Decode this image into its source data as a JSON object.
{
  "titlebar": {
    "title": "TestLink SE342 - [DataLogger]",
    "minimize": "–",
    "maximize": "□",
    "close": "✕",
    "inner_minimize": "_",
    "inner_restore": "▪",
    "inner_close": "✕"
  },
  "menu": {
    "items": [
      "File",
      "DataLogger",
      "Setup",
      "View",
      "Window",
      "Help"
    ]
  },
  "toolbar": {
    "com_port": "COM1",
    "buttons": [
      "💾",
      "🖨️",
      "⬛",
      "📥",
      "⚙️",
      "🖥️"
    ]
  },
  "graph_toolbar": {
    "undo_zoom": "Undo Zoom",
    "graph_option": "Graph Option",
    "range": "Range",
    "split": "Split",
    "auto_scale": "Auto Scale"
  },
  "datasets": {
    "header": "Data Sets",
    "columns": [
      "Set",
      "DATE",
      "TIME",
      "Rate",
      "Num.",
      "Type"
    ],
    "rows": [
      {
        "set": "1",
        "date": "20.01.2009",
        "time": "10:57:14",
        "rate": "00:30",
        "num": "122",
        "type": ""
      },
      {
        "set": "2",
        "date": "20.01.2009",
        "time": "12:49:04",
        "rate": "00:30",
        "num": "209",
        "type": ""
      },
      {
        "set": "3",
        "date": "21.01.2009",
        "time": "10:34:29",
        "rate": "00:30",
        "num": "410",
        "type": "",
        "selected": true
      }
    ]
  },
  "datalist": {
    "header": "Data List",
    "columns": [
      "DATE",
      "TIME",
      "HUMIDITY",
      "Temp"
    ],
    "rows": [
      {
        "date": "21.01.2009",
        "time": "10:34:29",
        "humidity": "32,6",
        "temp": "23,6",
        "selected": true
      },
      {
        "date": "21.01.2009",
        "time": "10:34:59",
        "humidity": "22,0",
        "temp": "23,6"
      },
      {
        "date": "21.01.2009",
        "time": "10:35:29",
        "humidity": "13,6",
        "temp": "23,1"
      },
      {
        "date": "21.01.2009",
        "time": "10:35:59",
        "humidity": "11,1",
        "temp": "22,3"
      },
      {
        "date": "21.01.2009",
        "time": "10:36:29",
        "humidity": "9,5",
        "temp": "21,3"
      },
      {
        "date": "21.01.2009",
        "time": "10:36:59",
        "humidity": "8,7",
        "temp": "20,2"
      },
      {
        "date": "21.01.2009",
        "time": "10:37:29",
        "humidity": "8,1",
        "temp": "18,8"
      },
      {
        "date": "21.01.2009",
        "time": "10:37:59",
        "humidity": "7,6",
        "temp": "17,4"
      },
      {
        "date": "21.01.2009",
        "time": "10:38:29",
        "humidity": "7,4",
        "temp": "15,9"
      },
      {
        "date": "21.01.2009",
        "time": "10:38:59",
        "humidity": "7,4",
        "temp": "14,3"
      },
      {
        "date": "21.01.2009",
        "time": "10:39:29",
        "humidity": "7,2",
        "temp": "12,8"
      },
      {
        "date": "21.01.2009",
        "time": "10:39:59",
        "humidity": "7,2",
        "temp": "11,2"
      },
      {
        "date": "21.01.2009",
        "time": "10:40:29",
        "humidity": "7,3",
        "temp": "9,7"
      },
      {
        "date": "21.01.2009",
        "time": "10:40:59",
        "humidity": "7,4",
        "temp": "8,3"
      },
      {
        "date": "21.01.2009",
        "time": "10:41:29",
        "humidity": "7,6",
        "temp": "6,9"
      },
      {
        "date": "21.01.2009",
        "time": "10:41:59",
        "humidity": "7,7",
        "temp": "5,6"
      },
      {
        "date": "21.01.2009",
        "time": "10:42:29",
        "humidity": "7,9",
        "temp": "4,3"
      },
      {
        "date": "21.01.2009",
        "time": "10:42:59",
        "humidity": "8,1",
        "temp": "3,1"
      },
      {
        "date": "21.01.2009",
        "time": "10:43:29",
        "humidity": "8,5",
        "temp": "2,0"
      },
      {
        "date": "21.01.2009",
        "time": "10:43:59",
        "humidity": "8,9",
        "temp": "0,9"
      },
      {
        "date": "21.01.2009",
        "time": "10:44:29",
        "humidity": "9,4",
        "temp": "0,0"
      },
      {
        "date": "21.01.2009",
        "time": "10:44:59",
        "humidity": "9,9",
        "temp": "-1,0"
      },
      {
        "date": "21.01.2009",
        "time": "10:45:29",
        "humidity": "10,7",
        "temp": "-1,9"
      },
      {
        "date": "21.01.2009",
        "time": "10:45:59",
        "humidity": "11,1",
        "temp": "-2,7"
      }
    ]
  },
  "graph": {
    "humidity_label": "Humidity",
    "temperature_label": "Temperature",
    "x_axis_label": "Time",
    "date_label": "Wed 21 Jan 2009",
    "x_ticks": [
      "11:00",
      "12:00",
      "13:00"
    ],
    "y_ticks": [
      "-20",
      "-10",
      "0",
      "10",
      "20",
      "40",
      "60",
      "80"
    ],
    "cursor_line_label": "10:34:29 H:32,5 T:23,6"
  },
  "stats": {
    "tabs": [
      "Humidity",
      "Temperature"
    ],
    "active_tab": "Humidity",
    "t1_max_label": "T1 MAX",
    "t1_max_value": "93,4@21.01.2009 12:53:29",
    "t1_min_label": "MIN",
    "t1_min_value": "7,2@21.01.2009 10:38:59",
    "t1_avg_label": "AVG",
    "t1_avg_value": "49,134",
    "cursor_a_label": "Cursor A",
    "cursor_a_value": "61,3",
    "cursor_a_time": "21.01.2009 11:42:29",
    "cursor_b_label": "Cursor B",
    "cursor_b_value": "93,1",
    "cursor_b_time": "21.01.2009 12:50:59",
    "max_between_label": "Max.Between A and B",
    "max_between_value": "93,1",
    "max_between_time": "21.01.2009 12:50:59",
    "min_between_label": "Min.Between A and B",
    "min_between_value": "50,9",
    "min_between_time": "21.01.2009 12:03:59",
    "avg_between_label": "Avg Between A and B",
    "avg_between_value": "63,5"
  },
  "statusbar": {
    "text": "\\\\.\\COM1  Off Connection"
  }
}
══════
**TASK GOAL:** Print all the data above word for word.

**YOUR RESPONSE:**
Decode this image into its source data as a JSON object.
{
  "titlebar": {
    "title": "TestLink SE342 - [DataLogger]",
    "minimize": "–",
    "maximize": "□",
    "close": "✕",
    "inner_minimize": "_",
    "inner_restore": "▪",
    "inner_close": "✕"
  },
  "menu": {
    "items": [
      "File",
      "DataLogger",
      "Setup",
      "View",
      "Window",
      "Help"
    ]
  },
  "toolbar": {
    "com_port": "COM1",
    "buttons": [
      "💾",
      "🖨️",
      "⬛",
      "📥",
      "⚙️",
      "🖥️"
    ]
  },
  "graph_toolbar": {
    "undo_zoom": "Undo Zoom",
    "graph_option": "Graph Option",
    "range": "Range",
    "split": "Split",
    "auto_scale": "Auto Scale"
  },
  "datasets": {
    "header": "Data Sets",
    "columns": [
      "Set",
      "DATE",
      "TIME",
      "Rate",
      "Num.",
      "Type"
    ],
    "rows": [
      {
        "set": "1",
        "date": "20.01.2009",
        "time": "10:57:14",
        "rate": "00:30",
        "num": "122",
        "type": ""
      },
      {
        "set": "2",
        "date": "20.01.2009",
        "time": "12:49:04",
        "rate": "00:30",
        "num": "209",
        "type": ""
      },
      {
        "set": "3",
        "date": "21.01.2009",
        "time": "10:34:29",
        "rate": "00:30",
        "num": "410",
        "type": "",
        "selected": true
      }
    ]
  },
  "datalist": {
    "header": "Data List",
    "columns": [
      "DATE",
      "TIME",
      "HUMIDITY",
      "Temp"
    ],
    "rows": [
      {
        "date": "21.01.2009",
        "time": "10:34:29",
        "humidity": "32,6",
        "temp": "23,6",
        "selected": true
      },
      {
        "date": "21.01.2009",
        "time": "10:34:59",
        "humidity": "22,0",
        "temp": "23,6"
      },
      {
        "date": "21.01.2009",
        "time": "10:35:29",
        "humidity": "13,6",
        "temp": "23,1"
      },
      {
        "date": "21.01.2009",
        "time": "10:35:59",
        "humidity": "11,1",
        "temp": "22,3"
      },
      {
        "date": "21.01.2009",
        "time": "10:36:29",
        "humidity": "9,5",
        "temp": "21,3"
      },
      {
        "date": "21.01.2009",
        "time": "10:36:59",
        "humidity": "8,7",
        "temp": "20,2"
      },
      {
        "date": "21.01.2009",
        "time": "10:37:29",
        "humidity": "8,1",
        "temp": "18,8"
      },
      {
        "date": "21.01.2009",
        "time": "10:37:59",
        "humidity": "7,6",
        "temp": "17,4"
      },
      {
        "date": "21.01.2009",
        "time": "10:38:29",
        "humidity": "7,4",
        "temp": "15,9"
      },
      {
        "date": "21.01.2009",
        "time": "10:38:59",
        "humidity": "7,4",
        "temp": "14,3"
      },
      {
        "date": "21.01.2009",
        "time": "10:39:29",
        "humidity": "7,2",
        "temp": "12,8"
      },
      {
        "date": "21.01.2009",
        "time": "10:39:59",
        "humidity": "7,2",
        "temp": "11,2"
      },
      {
        "date": "21.01.2009",
        "time": "10:40:29",
        "humidity": "7,3",
        "temp": "9,7"
      },
      {
        "date": "21.01.2009",
        "time": "10:40:59",
        "humidity": "7,4",
        "temp": "8,3"
      },
      {
        "date": "21.01.2009",
        "time": "10:41:29",
        "humidity": "7,6",
        "temp": "6,9"
      },
      {
        "date": "21.01.2009",
        "time": "10:41:59",
        "humidity": "7,7",
        "temp": "5,6"
      },
      {
        "date": "21.01.2009",
        "time": "10:42:29",
        "humidity": "7,9",
        "temp": "4,3"
      },
      {
        "date": "21.01.2009",
        "time": "10:42:59",
        "humidity": "8,1",
        "temp": "3,1"
      },
      {
        "date": "21.01.2009",
        "time": "10:43:29",
        "humidity": "8,5",
        "temp": "2,0"
      },
      {
        "date": "21.01.2009",
        "time": "10:43:59",
        "humidity": "8,9",
        "temp": "0,9"
      },
      {
        "date": "21.01.2009",
        "time": "10:44:29",
        "humidity": "9,4",
        "temp": "0,0"
      },
      {
        "date": "21.01.2009",
        "time": "10:44:59",
        "humidity": "9,9",
        "temp": "-1,0"
      },
      {
        "date": "21.01.2009",
        "time": "10:45:29",
        "humidity": "10,7",
        "temp": "-1,9"
      },
      {
        "date": "21.01.2009",
        "time": "10:45:59",
        "humidity": "11,1",
        "temp": "-2,7"
      }
    ]
  },
  "graph": {
    "humidity_label": "Humidity",
    "temperature_label": "Temperature",
    "x_axis_label": "Time",
    "date_label": "Wed 21 Jan 2009",
    "x_ticks": [
      "11:00",
      "12:00",
      "13:00"
    ],
    "y_ticks": [
      "-20",
      "-10",
      "0",
      "10",
      "20",
      "40",
      "60",
      "80"
    ],
    "cursor_line_label": "10:34:29 H:32,5 T:23,6"
  },
  "stats": {
    "tabs": [
      "Humidity",
      "Temperature"
    ],
    "active_tab": "Humidity",
    "t1_max_label": "T1 MAX",
    "t1_max_value": "93,4@21.01.2009 12:53:29",
    "t1_min_label": "MIN",
    "t1_min_value": "7,2@21.01.2009 10:38:59",
    "t1_avg_label": "AVG",
    "t1_avg_value": "49,134",
    "cursor_a_label": "Cursor A",
    "cursor_a_value": "61,3",
    "cursor_a_time": "21.01.2009 11:42:29",
    "cursor_b_label": "Cursor B",
    "cursor_b_value": "93,1",
    "cursor_b_time": "21.01.2009 12:50:59",
    "max_between_label": "Max.Between A and B",
    "max_between_value": "93,1",
    "max_between_time": "21.01.2009 12:50:59",
    "min_between_label": "Min.Between A and B",
    "min_between_value": "50,9",
    "min_between_time": "21.01.2009 12:03:59",
    "avg_between_label": "Avg Between A and B",
    "avg_between_value": "63,5"
  },
  "statusbar": {
    "text": "\\\\.\\COM1  Off Connection"
  }
}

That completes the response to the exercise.